Microsoft spins out 5-year-old Chinese chatbot Xiaoice – TechCrunch


Microsoft is shedding its empathetic chatbot Xiaoice into an independent entity, the U.S. software behemoth said (in Chinese) Monday, confirming an earlier report by the Chinese news site Chuhaipost in June. The announcement came several months after Microsoft announced late last year it would close down its voice assistant app Cortana in China among other countries. Xiaoice has over the years enlisted some of the best minds in artificial intelligence and ventured beyond China into countries like Japan and Indonesia. Microsoft said it called the shots to accelerate Xiaoice's "localized innovation" and buildout of the chatbot's "commercial ecosystem." The spin-off will see the new entity license technologies from Microsoft for subsequent research and development in Xiaoice and continue to use the Xiaoice brand (and Rinna in Japanese), while Microsoft will retain its stakes in the new company.

Why we need a 'Wicked Problems Agency'


The first five months of 2020 sent a parade of "wicked problems" around the globe, including a plague of locusts in Asia and Africa, bushfires in Australia and, of course, the COVID-19 pandemic. Wicked problems can be defined as problems that no one knows how to solve without creating further problems. We struggle to mitigate them because they transcend borders and generations. During and after World War II, policymakers also confronted significant problems, such as how to keep the peace, encourage recovery and prevent starvation. They tackled these problems by creating collaborative institutions and rules, and by providing generous aid and technical assistance.

Deep Learning for COVID-19 Diagnosis


Over the last several months, the severe acute respiratory syndrome coronavirus 2 (SARS-CoV-2) has rapidly become a global pandemic, resulting in nearly 480,000 COVID-19 related deaths as of June 25, 2020 [6]. While the disease can manifest in a variety of ways--ranging from asymptomatic conditions or flu-like symptoms to acute respiratory distress syndrome--the most common presentation associated with morbidity and mortality is the presence of opacities and consolidation in a patient's lungs.

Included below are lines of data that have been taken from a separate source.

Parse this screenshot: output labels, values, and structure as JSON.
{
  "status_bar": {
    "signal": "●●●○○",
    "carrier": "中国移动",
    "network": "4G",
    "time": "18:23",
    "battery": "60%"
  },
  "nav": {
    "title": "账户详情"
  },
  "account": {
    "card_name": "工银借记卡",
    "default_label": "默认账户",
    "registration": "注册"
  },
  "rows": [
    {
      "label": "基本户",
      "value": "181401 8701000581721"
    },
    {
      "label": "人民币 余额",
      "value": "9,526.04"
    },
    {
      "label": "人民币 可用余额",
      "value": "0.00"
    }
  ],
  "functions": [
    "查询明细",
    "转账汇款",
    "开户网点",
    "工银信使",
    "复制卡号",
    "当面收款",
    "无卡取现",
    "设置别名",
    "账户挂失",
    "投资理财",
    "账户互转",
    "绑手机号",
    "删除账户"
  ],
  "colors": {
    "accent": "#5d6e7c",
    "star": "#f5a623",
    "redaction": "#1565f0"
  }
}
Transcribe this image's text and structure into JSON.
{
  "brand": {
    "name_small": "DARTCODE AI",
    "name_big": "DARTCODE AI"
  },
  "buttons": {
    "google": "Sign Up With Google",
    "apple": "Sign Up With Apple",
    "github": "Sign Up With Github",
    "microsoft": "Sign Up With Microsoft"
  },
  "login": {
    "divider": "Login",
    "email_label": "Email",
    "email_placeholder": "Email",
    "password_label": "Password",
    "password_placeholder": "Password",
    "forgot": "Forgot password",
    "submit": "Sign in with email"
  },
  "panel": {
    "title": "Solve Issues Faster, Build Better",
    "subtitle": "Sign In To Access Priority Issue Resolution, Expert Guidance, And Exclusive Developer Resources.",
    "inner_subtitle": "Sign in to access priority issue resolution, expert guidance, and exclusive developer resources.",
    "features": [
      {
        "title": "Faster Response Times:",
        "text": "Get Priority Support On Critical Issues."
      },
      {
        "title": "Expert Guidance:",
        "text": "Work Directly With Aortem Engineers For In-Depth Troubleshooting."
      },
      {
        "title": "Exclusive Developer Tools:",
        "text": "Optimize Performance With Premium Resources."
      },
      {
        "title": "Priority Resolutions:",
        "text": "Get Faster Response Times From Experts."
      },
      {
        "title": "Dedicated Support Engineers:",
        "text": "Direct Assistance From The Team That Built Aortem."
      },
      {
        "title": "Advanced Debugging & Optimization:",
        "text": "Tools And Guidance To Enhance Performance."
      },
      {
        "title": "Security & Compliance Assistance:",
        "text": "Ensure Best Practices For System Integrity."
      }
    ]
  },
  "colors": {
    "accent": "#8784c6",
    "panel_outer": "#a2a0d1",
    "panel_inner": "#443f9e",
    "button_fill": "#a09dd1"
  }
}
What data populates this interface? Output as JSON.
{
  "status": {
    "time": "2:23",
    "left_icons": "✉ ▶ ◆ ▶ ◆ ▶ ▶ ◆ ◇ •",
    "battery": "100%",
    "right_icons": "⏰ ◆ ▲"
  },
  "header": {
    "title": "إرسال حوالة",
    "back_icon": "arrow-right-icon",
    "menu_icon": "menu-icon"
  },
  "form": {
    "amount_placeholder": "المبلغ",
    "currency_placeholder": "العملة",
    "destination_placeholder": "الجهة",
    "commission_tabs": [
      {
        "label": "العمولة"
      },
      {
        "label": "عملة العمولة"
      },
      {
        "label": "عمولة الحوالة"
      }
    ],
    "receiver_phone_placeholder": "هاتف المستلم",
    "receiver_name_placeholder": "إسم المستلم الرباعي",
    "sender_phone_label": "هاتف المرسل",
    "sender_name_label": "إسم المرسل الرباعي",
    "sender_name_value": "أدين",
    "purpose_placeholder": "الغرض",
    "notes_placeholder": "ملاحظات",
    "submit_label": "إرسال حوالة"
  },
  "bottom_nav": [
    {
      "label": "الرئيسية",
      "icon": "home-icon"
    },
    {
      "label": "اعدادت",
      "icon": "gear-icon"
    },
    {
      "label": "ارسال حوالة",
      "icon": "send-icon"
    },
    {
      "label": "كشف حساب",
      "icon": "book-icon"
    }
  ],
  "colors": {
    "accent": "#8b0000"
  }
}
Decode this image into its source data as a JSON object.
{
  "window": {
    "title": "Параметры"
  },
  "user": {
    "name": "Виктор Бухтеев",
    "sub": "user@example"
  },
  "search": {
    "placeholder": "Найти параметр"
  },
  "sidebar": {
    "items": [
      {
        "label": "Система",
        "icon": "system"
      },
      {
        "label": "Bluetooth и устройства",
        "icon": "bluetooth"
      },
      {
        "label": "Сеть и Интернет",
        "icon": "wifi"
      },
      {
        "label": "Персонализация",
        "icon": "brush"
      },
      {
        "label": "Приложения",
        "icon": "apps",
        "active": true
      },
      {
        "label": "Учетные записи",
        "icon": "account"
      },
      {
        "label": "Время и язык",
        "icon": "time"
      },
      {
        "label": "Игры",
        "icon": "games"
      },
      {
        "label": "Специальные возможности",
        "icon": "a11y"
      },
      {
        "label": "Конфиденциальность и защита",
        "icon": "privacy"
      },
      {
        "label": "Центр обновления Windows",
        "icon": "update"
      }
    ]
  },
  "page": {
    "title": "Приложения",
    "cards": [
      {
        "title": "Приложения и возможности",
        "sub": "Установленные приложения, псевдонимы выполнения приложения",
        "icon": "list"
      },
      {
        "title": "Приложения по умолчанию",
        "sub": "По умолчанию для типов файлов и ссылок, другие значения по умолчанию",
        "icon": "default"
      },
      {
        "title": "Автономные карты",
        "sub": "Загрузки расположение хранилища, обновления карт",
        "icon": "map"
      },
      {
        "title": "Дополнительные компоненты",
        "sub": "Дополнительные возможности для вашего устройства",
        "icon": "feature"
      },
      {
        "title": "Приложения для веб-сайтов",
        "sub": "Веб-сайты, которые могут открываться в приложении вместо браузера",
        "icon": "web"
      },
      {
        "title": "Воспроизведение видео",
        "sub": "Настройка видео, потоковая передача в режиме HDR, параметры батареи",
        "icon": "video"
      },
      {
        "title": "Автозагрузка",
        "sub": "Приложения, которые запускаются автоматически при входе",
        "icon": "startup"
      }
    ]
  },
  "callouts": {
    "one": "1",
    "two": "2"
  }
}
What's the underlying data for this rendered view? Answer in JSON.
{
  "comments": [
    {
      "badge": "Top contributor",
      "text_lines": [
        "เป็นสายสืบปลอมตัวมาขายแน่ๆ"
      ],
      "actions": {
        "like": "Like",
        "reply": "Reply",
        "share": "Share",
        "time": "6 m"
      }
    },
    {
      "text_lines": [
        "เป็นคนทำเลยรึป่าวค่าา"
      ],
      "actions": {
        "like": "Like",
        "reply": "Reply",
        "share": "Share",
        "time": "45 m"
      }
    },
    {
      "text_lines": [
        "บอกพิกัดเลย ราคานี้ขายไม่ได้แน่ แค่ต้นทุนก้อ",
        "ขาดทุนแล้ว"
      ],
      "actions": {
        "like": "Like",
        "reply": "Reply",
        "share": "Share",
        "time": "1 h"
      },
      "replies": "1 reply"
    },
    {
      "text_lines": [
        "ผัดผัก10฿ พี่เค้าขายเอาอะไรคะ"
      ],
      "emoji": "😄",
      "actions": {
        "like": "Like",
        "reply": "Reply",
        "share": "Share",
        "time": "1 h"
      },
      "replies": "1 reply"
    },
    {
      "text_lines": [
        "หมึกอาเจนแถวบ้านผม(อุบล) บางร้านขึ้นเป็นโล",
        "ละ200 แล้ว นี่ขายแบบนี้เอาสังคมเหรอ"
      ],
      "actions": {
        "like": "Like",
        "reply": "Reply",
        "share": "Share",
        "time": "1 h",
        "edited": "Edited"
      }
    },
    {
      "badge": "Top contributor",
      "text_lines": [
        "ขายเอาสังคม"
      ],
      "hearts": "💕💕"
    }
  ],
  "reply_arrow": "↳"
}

Upon inhalation, the virus attacks and inhibits the lungs' alveoli, which are responsible for oxygen exchange. This opacification is visible on computed tomography (CT) scans. Due to their increased densities, these areas appear as partially opaque regions with increased attenuation, which is known as a ground-glass opacity (GGO).